* _Aim of the exercise_
The answer must be a single number: the count of lines in the records below that contain the word "schermo".

++++ Available data

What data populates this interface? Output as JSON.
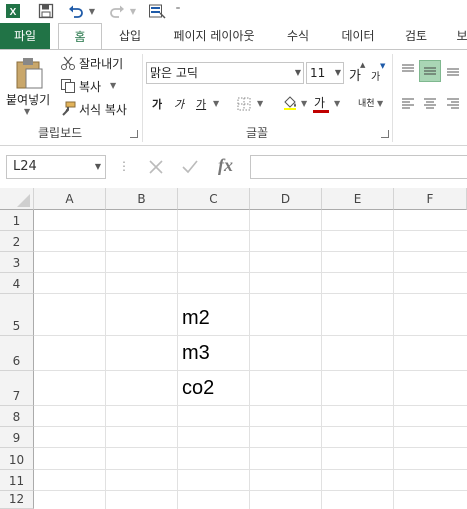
{
  "qat": {
    "icons": [
      "excel-logo-icon",
      "save-icon",
      "undo-icon",
      "redo-icon",
      "form-icon",
      "customize-icon"
    ]
  },
  "tabs": [
    "파일",
    "홈",
    "삽입",
    "페이지 레이아웃",
    "수식",
    "데이터",
    "검토",
    "보"
  ],
  "clipboard": {
    "paste": "붙여넣기",
    "cut": "잘라내기",
    "copy": "복사",
    "format_painter": "서식 복사",
    "group_label": "클립보드"
  },
  "font": {
    "name": "맑은 고딕",
    "size": "11",
    "grow_label": "가",
    "shrink_label": "가",
    "bold_label": "가",
    "italic_label": "가",
    "underline_label": "가",
    "color_label": "가",
    "phonetic_label": "내천",
    "group_label": "글꼴",
    "font_color": "#c00000"
  },
  "formula_bar": {
    "name_box": "L24",
    "fx": "fx",
    "content": ""
  },
  "columns": [
    "A",
    "B",
    "C",
    "D",
    "E",
    "F"
  ],
  "rows": [
    "1",
    "2",
    "3",
    "4",
    "5",
    "6",
    "7",
    "8",
    "9",
    "10",
    "11",
    "12"
  ],
  "cells": {
    "C5": "m2",
    "C6": "m3",
    "C7": "co2"
  },
  "colors": {
    "accent": "#217346",
    "selected_align": "#a9d6b5"
  }
}
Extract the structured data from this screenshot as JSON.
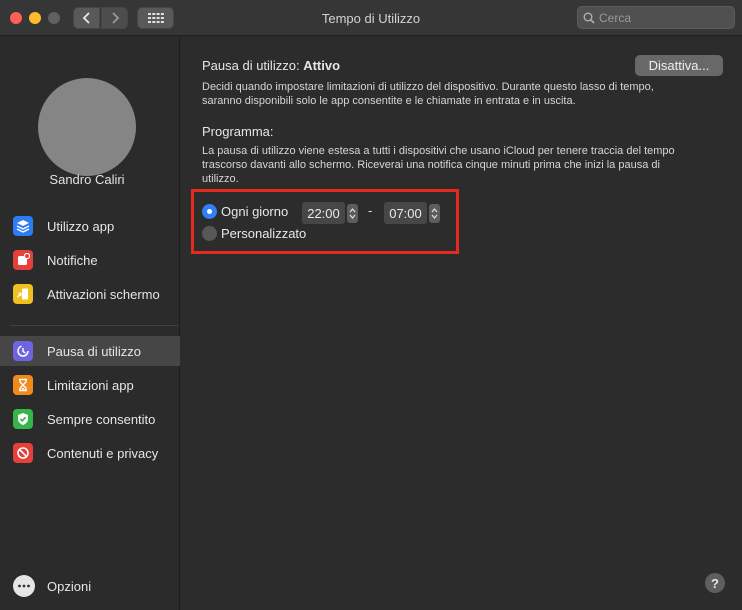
{
  "window": {
    "title": "Tempo di Utilizzo"
  },
  "search": {
    "placeholder": "Cerca"
  },
  "sidebar": {
    "user_name": "Sandro Caliri",
    "items": [
      {
        "label": "Utilizzo app",
        "icon": "layers-icon",
        "color": "#2c7cf6"
      },
      {
        "label": "Notifiche",
        "icon": "notification-icon",
        "color": "#e5403a"
      },
      {
        "label": "Attivazioni schermo",
        "icon": "pickup-icon",
        "color": "#f0c020"
      },
      {
        "label": "Pausa di utilizzo",
        "icon": "downtime-icon",
        "color": "#6d64e0",
        "selected": true
      },
      {
        "label": "Limitazioni app",
        "icon": "hourglass-icon",
        "color": "#f08a1c"
      },
      {
        "label": "Sempre consentito",
        "icon": "checkmark-shield-icon",
        "color": "#34b649"
      },
      {
        "label": "Contenuti e privacy",
        "icon": "no-entry-icon",
        "color": "#e5403a"
      }
    ],
    "options_label": "Opzioni"
  },
  "main": {
    "status_label": "Pausa di utilizzo:",
    "status_value": "Attivo",
    "deactivate_label": "Disattiva...",
    "status_description_line1": "Decidi quando impostare limitazioni di utilizzo del dispositivo. Durante questo lasso di tempo,",
    "status_description_line2": "saranno disponibili solo le app consentite e le chiamate in entrata e in uscita.",
    "schedule_title": "Programma:",
    "schedule_description_line1": "La pausa di utilizzo viene estesa a tutti i dispositivi che usano iCloud per tenere traccia del tempo",
    "schedule_description_line2": "trascorso davanti allo schermo. Riceverai una notifica cinque minuti prima che inizi la pausa di",
    "schedule_description_line3": "utilizzo.",
    "every_day_label": "Ogni giorno",
    "custom_label": "Personalizzato",
    "selected_option": "Ogni giorno",
    "start_time": "22:00",
    "time_separator": "-",
    "end_time": "07:00",
    "help_label": "?"
  },
  "colors": {
    "accent": "#2f7ff5",
    "highlight_box": "#e52a1f"
  }
}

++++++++

* _Task answer_
2